Homeless Services Non-Profit In Long Beach Wins $750k Grant
- By Ryan ZumMallen
- | Wednesday, 01 December 2010 09:58
2:30pm | Efforts to address and tackle the problem of homelessness received a big boost earlier today, as Mental Health America will receive grants worth $750,000 over the next three years to continue their work in downtown Long Beach.
The Conrad N. Hilton Foundation announced more than $13 million in grants as part of a five-year drive to end chronic homelessness in Los Angeles County. The city of Long Beach Health & Human Services department estimates that around 4,000 people are homeless in Long Beach every day.
Mental Health America was one of four organizations to receive funding aimed at moving homeless people into permanent housing. The St. Joseph Center in Venice, Skid Row Housing Trust in downtown Los Angeles and Step Up On Second in Hollywood will also receive $750,000 each.
Martha Long, a leader with Mental Health America and co-chair of the local Homeless Connection Initiative, says she is thrilled with the funding.
"We're just trying to address the chronic homeless population in Long Beach," she told the Long Beach Post today. "Now this is going to give actual money allocated to healthcare and case management, which we know are two of the absolute critical things when you're trying to work with this population."
Long says the funding will allow the organization to hire a part-time nurse and a case manager, as well as increase Mental Health America's efforts to reach the most vulnerable members of the homeless population with the most critical needs. Last year, MHA put 65 people into permanent housing, which Long says is the ultimate goal.
"This is a huge opportunity for the city of Long Beach, very specifically," she said. MHA has been successful in recent years by connecting a vast network of homeless resources such as housing with the Villages at Cabrillo, and larger organizations such as PATH Partners.

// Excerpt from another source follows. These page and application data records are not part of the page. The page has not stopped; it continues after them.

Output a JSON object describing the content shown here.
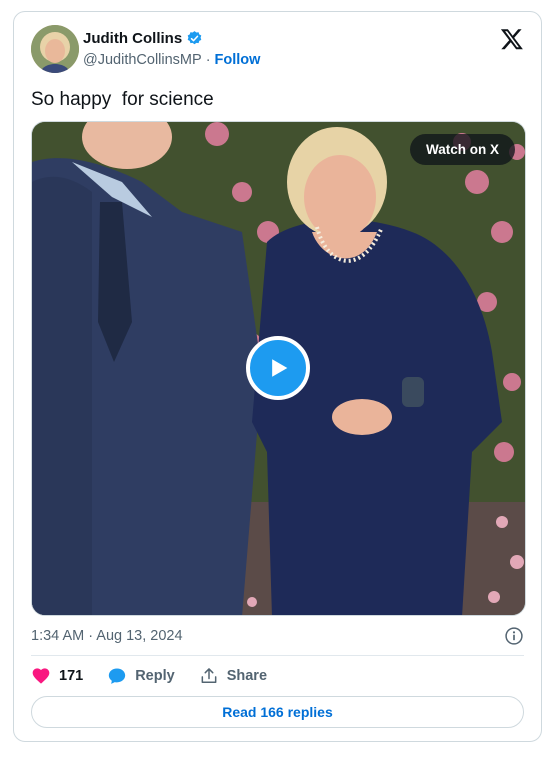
{
  "author": {
    "name": "Judith Collins",
    "handle": "@JudithCollinsMP",
    "separator": "·",
    "follow_label": "Follow"
  },
  "tweet": {
    "text": "So happy  for science",
    "timestamp": "1:34 AM · Aug 13, 2024"
  },
  "media": {
    "watch_label": "Watch on X"
  },
  "actions": {
    "likes": "171",
    "reply_label": "Reply",
    "share_label": "Share"
  },
  "read_replies_label": "Read 166 replies",
  "colors": {
    "like": "#f91880",
    "brand_blue": "#1d9bf0",
    "link": "#006fd6",
    "muted": "#536471"
  },
  "icons": [
    "verified-badge-icon",
    "x-logo-icon",
    "play-icon",
    "info-icon",
    "heart-icon",
    "reply-bubble-icon",
    "share-icon"
  ]
}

"This is proving successful around the country. It's the only thing that seems to have worked so far."